# Prompt:
Copy out every line of the records where the string "icon" occurs.

========================

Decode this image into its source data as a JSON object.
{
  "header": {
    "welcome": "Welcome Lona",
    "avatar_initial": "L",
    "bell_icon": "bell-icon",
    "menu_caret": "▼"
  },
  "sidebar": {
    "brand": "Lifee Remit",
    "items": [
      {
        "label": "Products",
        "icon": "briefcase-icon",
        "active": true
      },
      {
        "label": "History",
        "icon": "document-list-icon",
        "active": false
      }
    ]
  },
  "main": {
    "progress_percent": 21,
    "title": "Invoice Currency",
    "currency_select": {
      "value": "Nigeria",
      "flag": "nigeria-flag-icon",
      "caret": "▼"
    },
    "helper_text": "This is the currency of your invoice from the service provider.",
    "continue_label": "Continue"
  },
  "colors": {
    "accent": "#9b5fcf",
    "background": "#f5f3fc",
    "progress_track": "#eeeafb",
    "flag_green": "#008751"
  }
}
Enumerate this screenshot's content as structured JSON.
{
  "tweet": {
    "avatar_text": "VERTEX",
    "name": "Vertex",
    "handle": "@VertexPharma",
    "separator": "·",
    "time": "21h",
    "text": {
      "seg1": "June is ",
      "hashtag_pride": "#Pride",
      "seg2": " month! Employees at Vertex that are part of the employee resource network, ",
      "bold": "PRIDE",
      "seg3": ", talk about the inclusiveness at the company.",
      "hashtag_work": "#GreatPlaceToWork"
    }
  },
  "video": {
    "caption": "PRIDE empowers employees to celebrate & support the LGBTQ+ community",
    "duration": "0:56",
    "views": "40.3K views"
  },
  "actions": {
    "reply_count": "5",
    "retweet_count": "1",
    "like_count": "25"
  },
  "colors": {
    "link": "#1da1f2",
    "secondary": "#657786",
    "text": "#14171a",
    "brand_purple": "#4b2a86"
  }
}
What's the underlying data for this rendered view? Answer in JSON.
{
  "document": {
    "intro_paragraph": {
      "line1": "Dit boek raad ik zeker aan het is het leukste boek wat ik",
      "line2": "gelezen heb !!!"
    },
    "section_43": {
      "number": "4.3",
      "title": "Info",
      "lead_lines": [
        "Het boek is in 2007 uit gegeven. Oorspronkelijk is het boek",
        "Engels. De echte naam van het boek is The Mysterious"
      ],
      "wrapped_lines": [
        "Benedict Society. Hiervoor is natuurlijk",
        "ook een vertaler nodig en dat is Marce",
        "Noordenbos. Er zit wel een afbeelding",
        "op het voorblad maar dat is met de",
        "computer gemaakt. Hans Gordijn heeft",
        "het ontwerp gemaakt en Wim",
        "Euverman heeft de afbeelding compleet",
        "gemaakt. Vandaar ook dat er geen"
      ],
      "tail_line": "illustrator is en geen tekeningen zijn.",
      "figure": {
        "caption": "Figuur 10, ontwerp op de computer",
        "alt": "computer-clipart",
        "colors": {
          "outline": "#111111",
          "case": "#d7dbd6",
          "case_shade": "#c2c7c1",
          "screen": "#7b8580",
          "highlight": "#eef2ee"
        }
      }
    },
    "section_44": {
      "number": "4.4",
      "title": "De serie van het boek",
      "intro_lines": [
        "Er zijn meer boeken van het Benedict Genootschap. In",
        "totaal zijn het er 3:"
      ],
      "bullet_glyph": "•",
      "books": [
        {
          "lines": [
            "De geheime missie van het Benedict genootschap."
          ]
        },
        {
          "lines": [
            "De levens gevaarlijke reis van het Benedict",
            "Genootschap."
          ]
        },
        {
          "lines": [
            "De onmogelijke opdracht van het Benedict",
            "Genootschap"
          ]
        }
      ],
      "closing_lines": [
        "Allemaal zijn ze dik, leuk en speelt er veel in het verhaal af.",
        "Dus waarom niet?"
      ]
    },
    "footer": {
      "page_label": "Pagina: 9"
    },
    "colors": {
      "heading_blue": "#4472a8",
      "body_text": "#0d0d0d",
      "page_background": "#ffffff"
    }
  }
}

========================

# Result of the task:
    "bell_icon": "bell-icon",
        "icon": "briefcase-icon",
        "icon": "document-list-icon",
      "flag": "nigeria-flag-icon",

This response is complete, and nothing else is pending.